*EXTRACTED INFORMATION:*

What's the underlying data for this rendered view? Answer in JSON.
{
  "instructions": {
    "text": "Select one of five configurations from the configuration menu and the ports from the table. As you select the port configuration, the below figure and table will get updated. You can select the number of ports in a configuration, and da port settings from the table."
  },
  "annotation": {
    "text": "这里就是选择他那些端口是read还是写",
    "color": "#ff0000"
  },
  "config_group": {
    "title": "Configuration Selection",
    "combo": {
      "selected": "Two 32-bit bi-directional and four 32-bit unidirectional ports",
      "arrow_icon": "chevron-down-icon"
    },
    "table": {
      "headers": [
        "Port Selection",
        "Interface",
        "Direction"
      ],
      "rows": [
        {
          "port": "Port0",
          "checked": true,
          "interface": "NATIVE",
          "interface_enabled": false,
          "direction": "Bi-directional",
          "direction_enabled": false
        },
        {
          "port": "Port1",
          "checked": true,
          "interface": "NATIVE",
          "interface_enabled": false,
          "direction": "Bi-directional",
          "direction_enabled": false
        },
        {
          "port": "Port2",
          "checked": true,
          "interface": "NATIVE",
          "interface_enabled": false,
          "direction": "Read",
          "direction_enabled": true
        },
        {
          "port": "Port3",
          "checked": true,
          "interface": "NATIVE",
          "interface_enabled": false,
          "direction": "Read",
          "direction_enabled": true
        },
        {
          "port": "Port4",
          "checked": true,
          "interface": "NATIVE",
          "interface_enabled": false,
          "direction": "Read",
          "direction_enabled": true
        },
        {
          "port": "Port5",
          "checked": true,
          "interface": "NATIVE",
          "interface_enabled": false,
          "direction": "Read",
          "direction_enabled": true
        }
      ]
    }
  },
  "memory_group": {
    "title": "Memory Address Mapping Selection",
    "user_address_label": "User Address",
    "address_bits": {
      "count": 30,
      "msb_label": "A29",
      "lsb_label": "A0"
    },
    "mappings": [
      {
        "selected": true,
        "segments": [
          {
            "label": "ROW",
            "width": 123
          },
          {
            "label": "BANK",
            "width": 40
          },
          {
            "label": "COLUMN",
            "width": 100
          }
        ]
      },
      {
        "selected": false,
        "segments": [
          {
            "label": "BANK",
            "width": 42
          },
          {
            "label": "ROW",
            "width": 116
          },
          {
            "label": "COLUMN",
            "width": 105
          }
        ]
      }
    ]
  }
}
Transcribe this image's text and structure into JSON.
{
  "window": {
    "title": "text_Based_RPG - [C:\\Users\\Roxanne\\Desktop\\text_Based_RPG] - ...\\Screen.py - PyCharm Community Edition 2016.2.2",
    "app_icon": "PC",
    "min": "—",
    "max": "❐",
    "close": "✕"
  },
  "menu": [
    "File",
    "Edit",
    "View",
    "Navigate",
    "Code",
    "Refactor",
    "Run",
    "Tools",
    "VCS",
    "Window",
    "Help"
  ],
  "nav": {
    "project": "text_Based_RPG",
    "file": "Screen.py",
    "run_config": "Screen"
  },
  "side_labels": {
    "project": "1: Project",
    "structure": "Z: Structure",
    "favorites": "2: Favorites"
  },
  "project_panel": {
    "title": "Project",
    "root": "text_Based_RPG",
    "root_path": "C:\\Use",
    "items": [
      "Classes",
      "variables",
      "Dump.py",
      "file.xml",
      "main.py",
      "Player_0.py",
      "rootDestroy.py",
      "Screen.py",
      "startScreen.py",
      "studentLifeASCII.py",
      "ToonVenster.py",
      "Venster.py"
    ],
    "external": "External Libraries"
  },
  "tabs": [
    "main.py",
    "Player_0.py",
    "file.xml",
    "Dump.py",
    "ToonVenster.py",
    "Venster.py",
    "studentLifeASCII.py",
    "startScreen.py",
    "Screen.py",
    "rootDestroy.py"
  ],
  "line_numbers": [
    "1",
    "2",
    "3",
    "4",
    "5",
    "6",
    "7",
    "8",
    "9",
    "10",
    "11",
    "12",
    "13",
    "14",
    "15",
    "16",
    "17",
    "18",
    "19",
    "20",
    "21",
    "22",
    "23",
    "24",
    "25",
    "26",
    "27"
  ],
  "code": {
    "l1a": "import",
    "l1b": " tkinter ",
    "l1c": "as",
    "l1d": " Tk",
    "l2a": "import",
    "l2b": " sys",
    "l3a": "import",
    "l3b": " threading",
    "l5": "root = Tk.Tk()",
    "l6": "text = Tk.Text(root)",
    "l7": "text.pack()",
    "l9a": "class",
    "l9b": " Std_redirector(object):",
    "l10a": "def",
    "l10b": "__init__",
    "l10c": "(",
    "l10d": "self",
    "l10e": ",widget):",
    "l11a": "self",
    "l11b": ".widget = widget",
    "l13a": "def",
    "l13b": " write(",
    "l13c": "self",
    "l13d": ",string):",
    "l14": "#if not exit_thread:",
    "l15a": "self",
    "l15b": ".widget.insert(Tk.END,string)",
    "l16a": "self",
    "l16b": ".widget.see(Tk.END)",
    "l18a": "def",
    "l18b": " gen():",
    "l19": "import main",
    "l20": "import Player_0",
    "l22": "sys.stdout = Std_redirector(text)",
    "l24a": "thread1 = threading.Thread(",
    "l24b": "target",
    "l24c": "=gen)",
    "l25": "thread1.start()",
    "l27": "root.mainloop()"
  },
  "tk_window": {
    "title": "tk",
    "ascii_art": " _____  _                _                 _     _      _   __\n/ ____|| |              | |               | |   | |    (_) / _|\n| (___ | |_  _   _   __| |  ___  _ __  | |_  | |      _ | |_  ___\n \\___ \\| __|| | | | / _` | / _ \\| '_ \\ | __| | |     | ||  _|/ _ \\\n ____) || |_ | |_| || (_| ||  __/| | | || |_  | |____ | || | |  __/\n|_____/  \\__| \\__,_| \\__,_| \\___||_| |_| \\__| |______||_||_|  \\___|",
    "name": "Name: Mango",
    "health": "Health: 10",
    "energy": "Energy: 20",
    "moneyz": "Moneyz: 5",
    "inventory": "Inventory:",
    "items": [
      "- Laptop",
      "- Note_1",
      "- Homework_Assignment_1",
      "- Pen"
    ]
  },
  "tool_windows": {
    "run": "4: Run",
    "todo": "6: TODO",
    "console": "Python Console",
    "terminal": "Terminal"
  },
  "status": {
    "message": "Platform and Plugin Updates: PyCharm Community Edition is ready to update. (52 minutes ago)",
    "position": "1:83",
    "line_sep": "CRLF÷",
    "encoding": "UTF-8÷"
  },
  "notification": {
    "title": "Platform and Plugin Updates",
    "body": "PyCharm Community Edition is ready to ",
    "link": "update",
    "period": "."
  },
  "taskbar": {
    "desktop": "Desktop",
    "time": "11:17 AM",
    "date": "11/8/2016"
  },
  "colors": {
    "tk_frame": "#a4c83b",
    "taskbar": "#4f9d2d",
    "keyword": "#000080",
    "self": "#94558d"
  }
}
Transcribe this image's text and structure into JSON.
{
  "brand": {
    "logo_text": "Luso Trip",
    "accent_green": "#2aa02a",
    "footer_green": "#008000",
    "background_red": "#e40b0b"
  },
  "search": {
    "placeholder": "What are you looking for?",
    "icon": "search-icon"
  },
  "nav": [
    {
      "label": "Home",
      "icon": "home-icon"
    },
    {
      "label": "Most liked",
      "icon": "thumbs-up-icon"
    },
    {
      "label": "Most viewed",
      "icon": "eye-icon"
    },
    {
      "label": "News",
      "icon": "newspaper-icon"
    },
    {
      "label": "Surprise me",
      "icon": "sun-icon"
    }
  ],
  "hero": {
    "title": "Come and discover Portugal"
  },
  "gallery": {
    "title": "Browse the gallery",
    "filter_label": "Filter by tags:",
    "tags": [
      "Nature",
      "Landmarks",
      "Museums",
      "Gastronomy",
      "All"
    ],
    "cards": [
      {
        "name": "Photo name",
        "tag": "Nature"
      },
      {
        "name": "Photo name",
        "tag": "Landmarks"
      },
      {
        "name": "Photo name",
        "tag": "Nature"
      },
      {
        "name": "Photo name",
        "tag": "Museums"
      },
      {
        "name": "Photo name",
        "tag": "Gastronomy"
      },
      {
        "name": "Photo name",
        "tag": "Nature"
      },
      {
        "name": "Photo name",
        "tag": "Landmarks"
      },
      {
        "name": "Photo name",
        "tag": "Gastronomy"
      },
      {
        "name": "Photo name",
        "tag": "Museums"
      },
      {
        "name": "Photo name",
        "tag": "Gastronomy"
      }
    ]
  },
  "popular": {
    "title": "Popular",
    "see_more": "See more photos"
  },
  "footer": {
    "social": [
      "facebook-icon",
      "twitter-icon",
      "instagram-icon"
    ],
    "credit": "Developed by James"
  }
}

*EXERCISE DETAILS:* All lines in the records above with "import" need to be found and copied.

*ANSWER SECTION:*
    "l1a": "import",
    "l2a": "import",
    "l3a": "import",
    "l19": "import main",
    "l20": "import Player_0",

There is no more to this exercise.